_Exercise data_

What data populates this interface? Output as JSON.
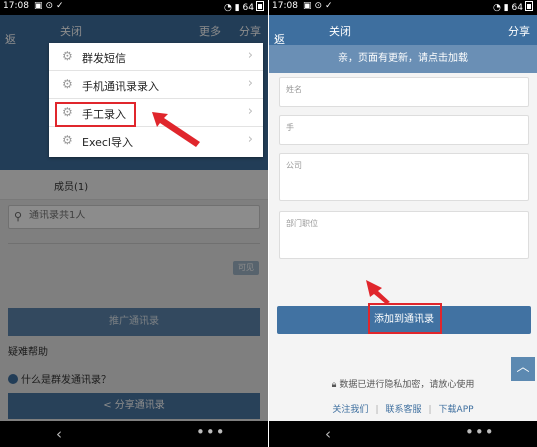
{
  "status": {
    "time": "17:08",
    "battery": "64"
  },
  "left": {
    "title": {
      "back": "返回",
      "close": "关闭",
      "more": "更多",
      "share": "分享"
    },
    "menu": [
      {
        "label": "群发短信"
      },
      {
        "label": "手机通讯录录入"
      },
      {
        "label": "手工录入"
      },
      {
        "label": "Execl导入"
      }
    ],
    "tab_members": "成员(1)",
    "search_placeholder": "通讯录共1人",
    "ok_badge": "可见",
    "promote_button": "推广通讯录",
    "help_title": "疑难帮助",
    "faq_item": "什么是群发通讯录？",
    "share_bar": "分享通讯录"
  },
  "right": {
    "title": {
      "back": "返回",
      "close": "关闭",
      "share": "分享"
    },
    "banner": "亲，页面有更新，请点击加载",
    "fields": {
      "name": "姓名",
      "phone": "手",
      "company": "公司",
      "department": "部门职位"
    },
    "add_button": "添加到通讯录",
    "privacy": "数据已进行隐私加密，请放心使用",
    "links": [
      "关注我们",
      "联系客服",
      "下载APP"
    ]
  },
  "colors": {
    "header_blue": "#3e6f9f",
    "highlight_red": "#e0262c"
  }
}
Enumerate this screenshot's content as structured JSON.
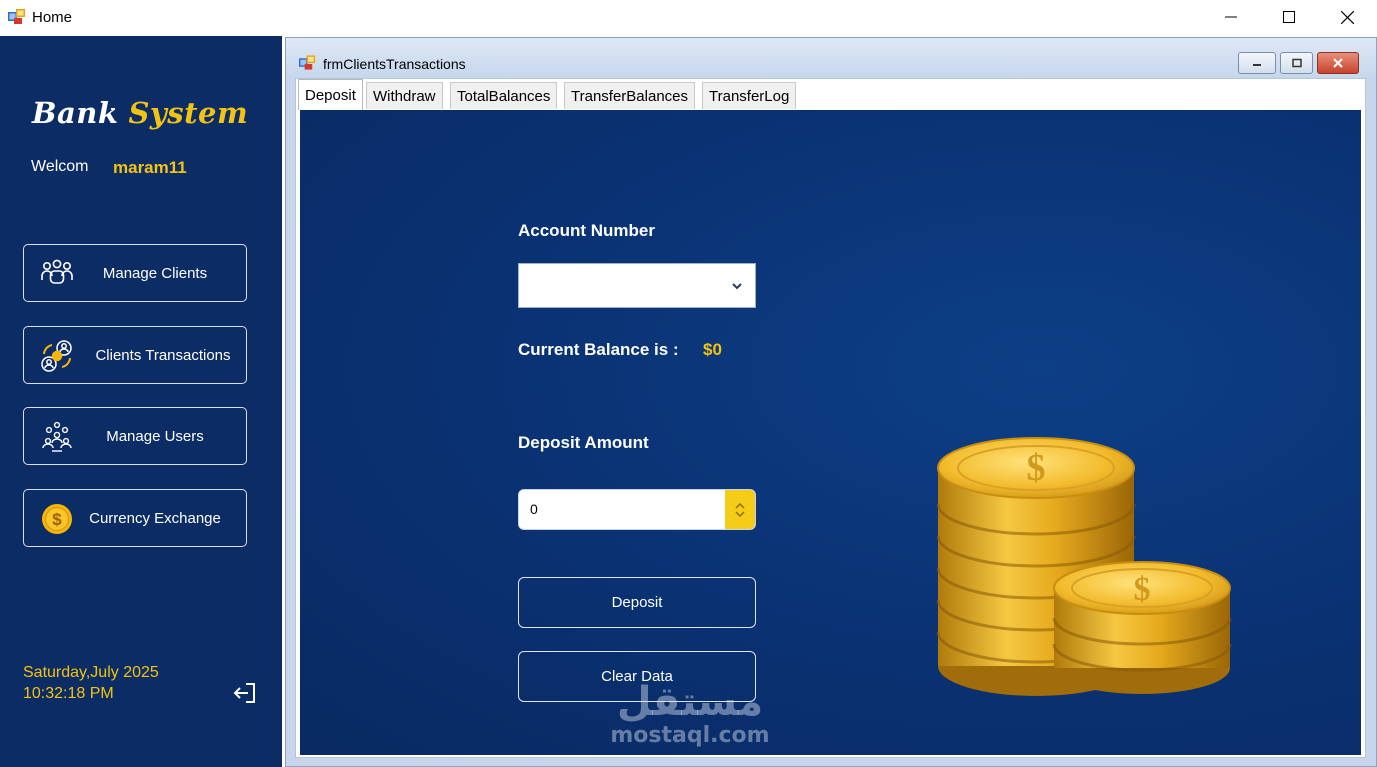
{
  "window": {
    "title": "Home"
  },
  "sidebar": {
    "brand_primary": "Bank",
    "brand_accent": "System",
    "welcome_label": "Welcom",
    "username": "maram11",
    "nav": [
      {
        "label": "Manage Clients",
        "icon": "users-group-icon"
      },
      {
        "label": "Clients Transactions",
        "icon": "money-transfer-icon"
      },
      {
        "label": "Manage Users",
        "icon": "user-network-icon"
      },
      {
        "label": "Currency Exchange",
        "icon": "dollar-coin-icon"
      }
    ],
    "date": "Saturday,July 2025",
    "time": "10:32:18 PM"
  },
  "child_window": {
    "title": "frmClientsTransactions",
    "tabs": [
      {
        "label": "Deposit",
        "active": true
      },
      {
        "label": "Withdraw",
        "active": false
      },
      {
        "label": "TotalBalances",
        "active": false
      },
      {
        "label": "TransferBalances",
        "active": false
      },
      {
        "label": "TransferLog",
        "active": false
      }
    ]
  },
  "deposit": {
    "account_label": "Account Number",
    "account_value": "",
    "balance_label": "Current Balance is :",
    "balance_value": "$0",
    "amount_label": "Deposit Amount",
    "amount_value": "0",
    "deposit_button": "Deposit",
    "clear_button": "Clear Data"
  },
  "watermark": {
    "arabic": "مستقل",
    "latin": "mostaql.com"
  },
  "colors": {
    "sidebar_bg": "#0c2c66",
    "accent": "#f2c311",
    "panel_bg": "#0a3172"
  }
}
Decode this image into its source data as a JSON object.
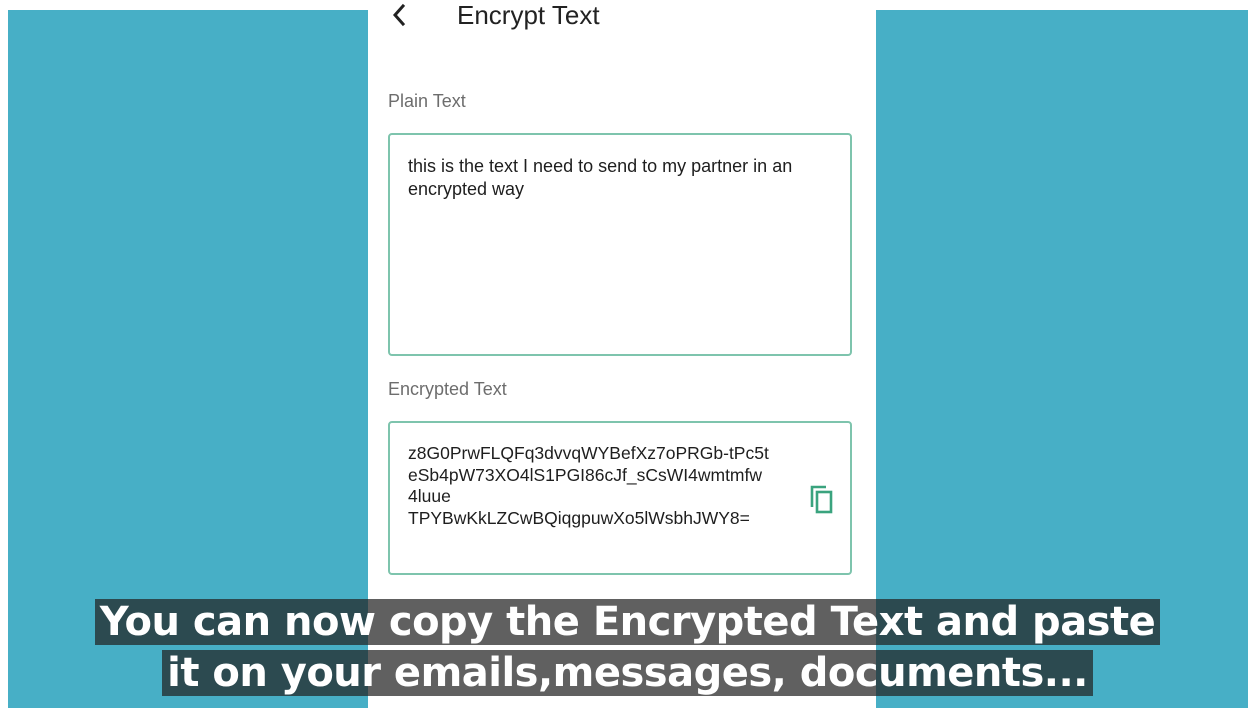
{
  "header": {
    "title": "Encrypt Text",
    "back_icon": "chevron-left-icon"
  },
  "plain": {
    "label": "Plain Text",
    "value": "this is the text I need to send to my partner in an encrypted way"
  },
  "encrypted": {
    "label": "Encrypted Text",
    "lines": [
      "z8G0PrwFLQFq3dvvqWYBefXz7oPRGb-tPc5t",
      "eSb4pW73XO4lS1PGI86cJf_sCsWI4wmtmfw",
      "4luue",
      "TPYBwKkLZCwBQiqgpuwXo5lWsbhJWY8="
    ],
    "copy_icon": "copy-icon"
  },
  "caption": {
    "line1": "You can now copy the Encrypted Text and paste",
    "line2": "it on your emails,messages, documents..."
  },
  "colors": {
    "background": "#47afc6",
    "field_border": "#7ec4ad",
    "icon": "#3aa37e"
  }
}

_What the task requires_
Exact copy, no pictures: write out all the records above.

_Solution for this task_
What data populates this interface? Output as JSON.
{
  "status": {
    "time": "17:08",
    "battery": "64"
  },
  "left": {
    "title": {
      "back": "返回",
      "close": "关闭",
      "more": "更多",
      "share": "分享"
    },
    "menu": [
      {
        "label": "群发短信"
      },
      {
        "label": "手机通讯录录入"
      },
      {
        "label": "手工录入"
      },
      {
        "label": "Execl导入"
      }
    ],
    "tab_members": "成员(1)",
    "search_placeholder": "通讯录共1人",
    "ok_badge": "可见",
    "promote_button": "推广通讯录",
    "help_title": "疑难帮助",
    "faq_item": "什么是群发通讯录？",
    "share_bar": "分享通讯录"
  },
  "right": {
    "title": {
      "back": "返回",
      "close": "关闭",
      "share": "分享"
    },
    "banner": "亲，页面有更新，请点击加载",
    "fields": {
      "name": "姓名",
      "phone": "手",
      "company": "公司",
      "department": "部门职位"
    },
    "add_button": "添加到通讯录",
    "privacy": "数据已进行隐私加密，请放心使用",
    "links": [
      "关注我们",
      "联系客服",
      "下载APP"
    ]
  },
  "colors": {
    "header_blue": "#3e6f9f",
    "highlight_red": "#e0262c"
  }
}
Enumerate this screenshot's content as structured JSON.
{
  "window": {
    "title": "Home"
  },
  "sidebar": {
    "brand_primary": "Bank",
    "brand_accent": "System",
    "welcome_label": "Welcom",
    "username": "maram11",
    "nav": [
      {
        "label": "Manage Clients",
        "icon": "users-group-icon"
      },
      {
        "label": "Clients Transactions",
        "icon": "money-transfer-icon"
      },
      {
        "label": "Manage Users",
        "icon": "user-network-icon"
      },
      {
        "label": "Currency Exchange",
        "icon": "dollar-coin-icon"
      }
    ],
    "date": "Saturday,July 2025",
    "time": "10:32:18 PM"
  },
  "child_window": {
    "title": "frmClientsTransactions",
    "tabs": [
      {
        "label": "Deposit",
        "active": true
      },
      {
        "label": "Withdraw",
        "active": false
      },
      {
        "label": "TotalBalances",
        "active": false
      },
      {
        "label": "TransferBalances",
        "active": false
      },
      {
        "label": "TransferLog",
        "active": false
      }
    ]
  },
  "deposit": {
    "account_label": "Account Number",
    "account_value": "",
    "balance_label": "Current Balance is :",
    "balance_value": "$0",
    "amount_label": "Deposit Amount",
    "amount_value": "0",
    "deposit_button": "Deposit",
    "clear_button": "Clear Data"
  },
  "watermark": {
    "arabic": "مستقل",
    "latin": "mostaql.com"
  },
  "colors": {
    "sidebar_bg": "#0c2c66",
    "accent": "#f2c311",
    "panel_bg": "#0a3172"
  }
}
Decode this image into its source data as a JSON object.
{
  "header": {
    "title": "Encrypt Text",
    "back_icon": "chevron-left-icon"
  },
  "plain": {
    "label": "Plain Text",
    "value": "this is the text I need to send to my partner in an encrypted way"
  },
  "encrypted": {
    "label": "Encrypted Text",
    "lines": [
      "z8G0PrwFLQFq3dvvqWYBefXz7oPRGb-tPc5t",
      "eSb4pW73XO4lS1PGI86cJf_sCsWI4wmtmfw",
      "4luue",
      "TPYBwKkLZCwBQiqgpuwXo5lWsbhJWY8="
    ],
    "copy_icon": "copy-icon"
  },
  "caption": {
    "line1": "You can now copy the Encrypted Text and paste",
    "line2": "it on your emails,messages, documents..."
  },
  "colors": {
    "background": "#47afc6",
    "field_border": "#7ec4ad",
    "icon": "#3aa37e"
  }
}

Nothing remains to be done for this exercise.